** Source data **
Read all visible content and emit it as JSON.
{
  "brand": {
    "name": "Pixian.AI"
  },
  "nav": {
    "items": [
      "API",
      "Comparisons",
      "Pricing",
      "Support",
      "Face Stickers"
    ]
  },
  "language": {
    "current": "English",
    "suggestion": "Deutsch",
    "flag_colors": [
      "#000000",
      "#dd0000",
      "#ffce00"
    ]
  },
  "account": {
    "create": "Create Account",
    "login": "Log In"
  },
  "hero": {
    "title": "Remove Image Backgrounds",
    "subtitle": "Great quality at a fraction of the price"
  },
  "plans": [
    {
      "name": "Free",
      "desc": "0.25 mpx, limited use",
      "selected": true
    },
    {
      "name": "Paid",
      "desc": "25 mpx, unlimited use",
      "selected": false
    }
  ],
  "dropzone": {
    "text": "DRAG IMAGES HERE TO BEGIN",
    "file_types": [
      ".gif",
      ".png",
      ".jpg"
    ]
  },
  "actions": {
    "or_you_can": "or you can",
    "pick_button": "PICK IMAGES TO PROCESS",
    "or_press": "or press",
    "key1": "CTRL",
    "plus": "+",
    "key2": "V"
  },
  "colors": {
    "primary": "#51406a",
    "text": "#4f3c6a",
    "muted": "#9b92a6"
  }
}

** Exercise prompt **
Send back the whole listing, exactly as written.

** Your solution **
Read all visible content and emit it as JSON.
{
  "brand": {
    "name": "Pixian.AI"
  },
  "nav": {
    "items": [
      "API",
      "Comparisons",
      "Pricing",
      "Support",
      "Face Stickers"
    ]
  },
  "language": {
    "current": "English",
    "suggestion": "Deutsch",
    "flag_colors": [
      "#000000",
      "#dd0000",
      "#ffce00"
    ]
  },
  "account": {
    "create": "Create Account",
    "login": "Log In"
  },
  "hero": {
    "title": "Remove Image Backgrounds",
    "subtitle": "Great quality at a fraction of the price"
  },
  "plans": [
    {
      "name": "Free",
      "desc": "0.25 mpx, limited use",
      "selected": true
    },
    {
      "name": "Paid",
      "desc": "25 mpx, unlimited use",
      "selected": false
    }
  ],
  "dropzone": {
    "text": "DRAG IMAGES HERE TO BEGIN",
    "file_types": [
      ".gif",
      ".png",
      ".jpg"
    ]
  },
  "actions": {
    "or_you_can": "or you can",
    "pick_button": "PICK IMAGES TO PROCESS",
    "or_press": "or press",
    "key1": "CTRL",
    "plus": "+",
    "key2": "V"
  },
  "colors": {
    "primary": "#51406a",
    "text": "#4f3c6a",
    "muted": "#9b92a6"
  }
}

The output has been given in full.